Robot rights might sound laughable now, but if we succeed or AI succeeds – it’s sometimes hard to identify the protagonist in this – what or who will we be staring in the face 100 years from now?
Is it a machine, or is the fact that it so exquisitely and accurately resembles humans sufficient to call a robot a “who”?
In a classic line from I, Robot, Will Smith is thanked by the robot Sonny for saying “someone” and not “something” when addressing him. Perhaps the singularity will also be the defining moment when AI becomes more human than people.
Ethical questions around AI typically centre on how AI or its preliminary masters will deal with the suffering AI generates as it replaces human efficiency, by an enormous factor.
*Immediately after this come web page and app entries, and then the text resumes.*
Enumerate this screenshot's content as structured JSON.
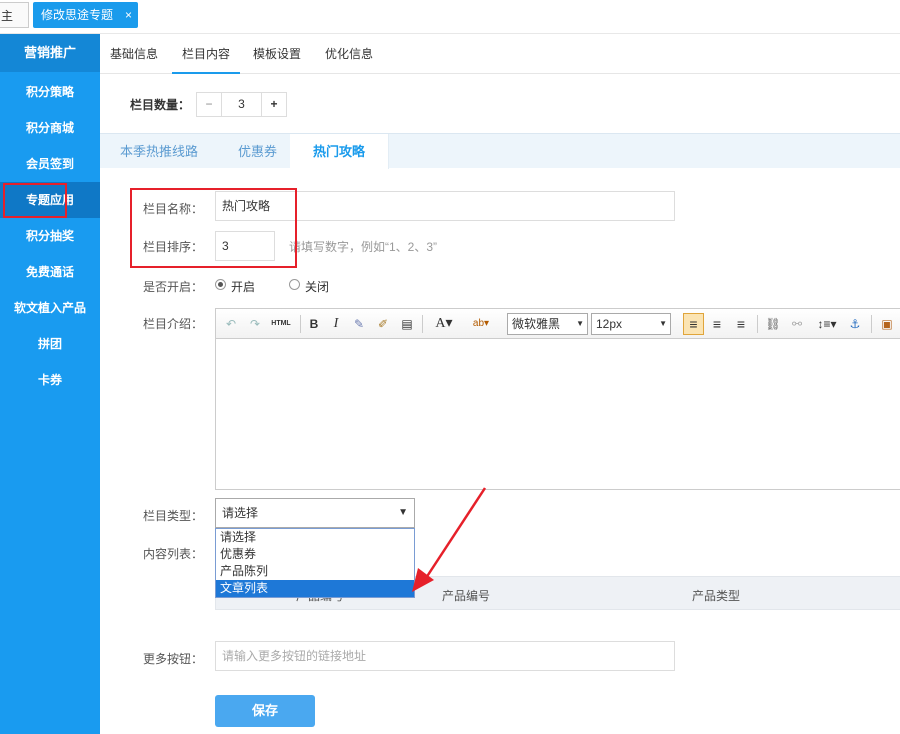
{
  "top_tabs": {
    "home": "主页",
    "active": "修改思途专题",
    "close": "×"
  },
  "sidebar": {
    "header": "营销推广",
    "items": [
      {
        "label": "积分策略"
      },
      {
        "label": "积分商城"
      },
      {
        "label": "会员签到"
      },
      {
        "label": "专题应用"
      },
      {
        "label": "积分抽奖"
      },
      {
        "label": "免费通话"
      },
      {
        "label": "软文植入产品"
      },
      {
        "label": "拼团"
      },
      {
        "label": "卡券"
      }
    ]
  },
  "sub_tabs": [
    "基础信息",
    "栏目内容",
    "模板设置",
    "优化信息"
  ],
  "column_count": {
    "label": "栏目数量：",
    "minus": "−",
    "value": "3",
    "plus": "+"
  },
  "column_tabs": [
    "本季热推线路",
    "优惠券",
    "热门攻略"
  ],
  "form": {
    "name_label": "栏目名称：",
    "name_value": "热门攻略",
    "order_label": "栏目排序：",
    "order_value": "3",
    "order_hint": "请填写数字，例如“1、2、3”",
    "enable_label": "是否开启：",
    "enable_on": "开启",
    "enable_off": "关闭",
    "intro_label": "栏目介绍：",
    "type_label": "栏目类型：",
    "type_selected": "请选择",
    "type_options": [
      "请选择",
      "优惠券",
      "产品陈列",
      "文章列表"
    ],
    "content_label": "内容列表：",
    "table_headers": [
      "产品编号",
      "产品编号",
      "产品类型"
    ],
    "more_label": "更多按钮：",
    "more_placeholder": "请输入更多按钮的链接地址",
    "save": "保存"
  },
  "editor": {
    "html_label": "HTML",
    "font": "微软雅黑",
    "size": "12px"
  },
  "colors": {
    "sidebar": "#199bf0",
    "accent": "#1a9bec",
    "annotation": "#e6202a"
  }
}
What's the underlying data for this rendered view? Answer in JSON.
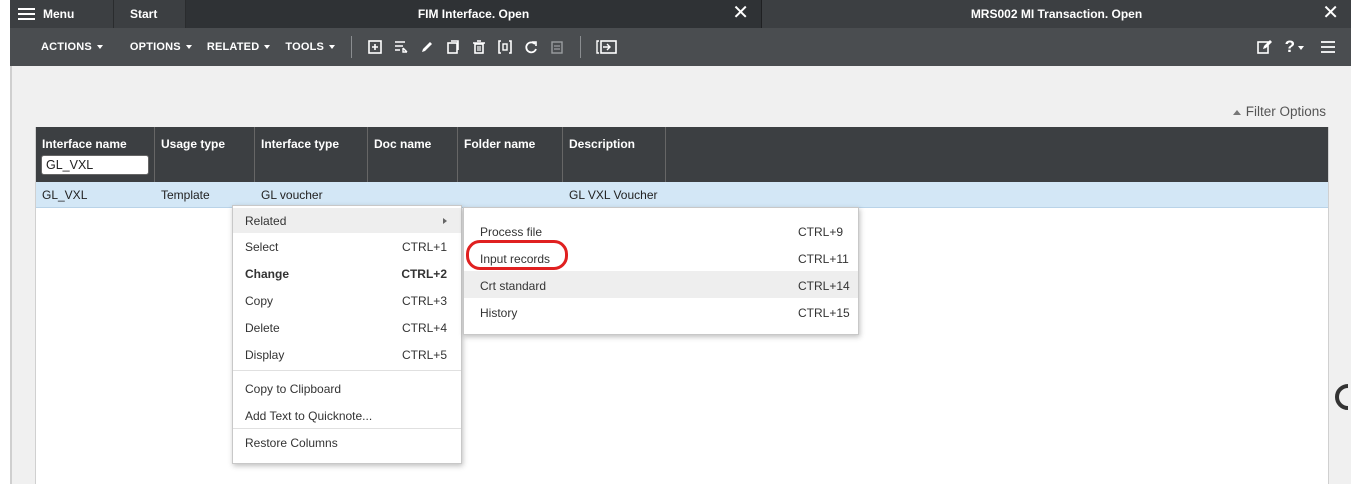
{
  "tabs": {
    "menu_label": "Menu",
    "start_label": "Start",
    "active_title": "FIM Interface. Open",
    "second_title": "MRS002 MI Transaction. Open",
    "close_glyph": "✕"
  },
  "toolbar": {
    "actions": "ACTIONS",
    "options": "OPTIONS",
    "related": "RELATED",
    "tools": "TOOLS",
    "icons": [
      "add-icon",
      "select-icon",
      "edit-icon",
      "copy-icon",
      "delete-icon",
      "display-icon",
      "refresh-icon",
      "disabled-icon",
      "panel-icon"
    ],
    "right_icons": [
      "edit-note-icon",
      "help-icon",
      "hamburger-icon"
    ],
    "help_label": "?"
  },
  "filter_options": "Filter Options",
  "grid": {
    "columns": [
      "Interface name",
      "Usage type",
      "Interface type",
      "Doc name",
      "Folder name",
      "Description"
    ],
    "filter_value": "GL_VXL",
    "rows": [
      {
        "interface_name": "GL_VXL",
        "usage_type": "Template",
        "interface_type": "GL voucher",
        "doc_name": "",
        "folder_name": "",
        "description": "GL VXL Voucher"
      }
    ]
  },
  "context_menu": {
    "items": [
      {
        "label": "Related",
        "shortcut": ""
      },
      {
        "label": "Select",
        "shortcut": "CTRL+1"
      },
      {
        "label": "Change",
        "shortcut": "CTRL+2"
      },
      {
        "label": "Copy",
        "shortcut": "CTRL+3"
      },
      {
        "label": "Delete",
        "shortcut": "CTRL+4"
      },
      {
        "label": "Display",
        "shortcut": "CTRL+5"
      },
      {
        "label": "Copy to Clipboard",
        "shortcut": ""
      },
      {
        "label": "Add Text to Quicknote...",
        "shortcut": ""
      },
      {
        "label": "Restore Columns",
        "shortcut": ""
      }
    ]
  },
  "sub_menu": {
    "items": [
      {
        "label": "Process file",
        "shortcut": "CTRL+9"
      },
      {
        "label": "Input records",
        "shortcut": "CTRL+11"
      },
      {
        "label": "Crt standard",
        "shortcut": "CTRL+14"
      },
      {
        "label": "History",
        "shortcut": "CTRL+15"
      }
    ]
  },
  "colors": {
    "tabbar": "#3c3f42",
    "toolbar": "#4a4d50",
    "selected_row": "#d3e7f6",
    "annotation": "#e02020"
  }
}
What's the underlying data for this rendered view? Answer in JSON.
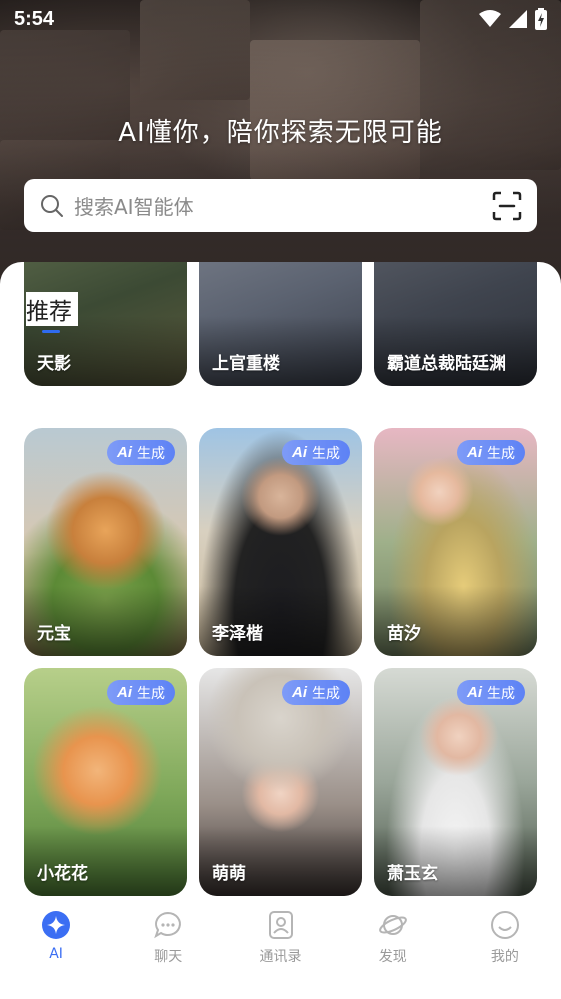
{
  "status_bar": {
    "time": "5:54"
  },
  "hero": {
    "title": "AI懂你，陪你探索无限可能"
  },
  "search": {
    "placeholder": "搜索AI智能体"
  },
  "section": {
    "title": "推荐"
  },
  "badge": {
    "ai": "Ai",
    "text": "生成"
  },
  "cards": [
    {
      "name": "天影",
      "badge": false
    },
    {
      "name": "上官重楼",
      "badge": false
    },
    {
      "name": "霸道总裁陆廷渊",
      "badge": false
    },
    {
      "name": "元宝",
      "badge": true
    },
    {
      "name": "李泽楷",
      "badge": true
    },
    {
      "name": "苗汐",
      "badge": true
    },
    {
      "name": "小花花",
      "badge": true
    },
    {
      "name": "萌萌",
      "badge": true
    },
    {
      "name": "萧玉玄",
      "badge": true
    }
  ],
  "tabs": [
    {
      "label": "AI",
      "icon": "ai-star-icon",
      "active": true
    },
    {
      "label": "聊天",
      "icon": "chat-icon",
      "active": false
    },
    {
      "label": "通讯录",
      "icon": "contacts-icon",
      "active": false
    },
    {
      "label": "发现",
      "icon": "discover-planet-icon",
      "active": false
    },
    {
      "label": "我的",
      "icon": "profile-smile-icon",
      "active": false
    }
  ],
  "colors": {
    "accent": "#3b6ef3",
    "badge_start": "#7e9bf7",
    "badge_end": "#5d82f5"
  }
}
Further, AI will face the same dilemmas as people have – needing to choose “the best you can do under the circumstances”, needing to point out that, for example, smart self-driven cars might put millions out of work in the transport industry – but save just a few million more lives because of it – by manifesting a far higher safety record than human drivers ever could.
The best we can hope for is that as AI encroaches upon every life on the planet, we maintain our demands that if it eases our lives, it does the same for our neighbour. In other words, artificial intelligence does have massive potential for the future, but we truly need to define its morality now, in the present, to inhibit that future being peppered with strife, human suffering, and – who knows – maybe extinction itself?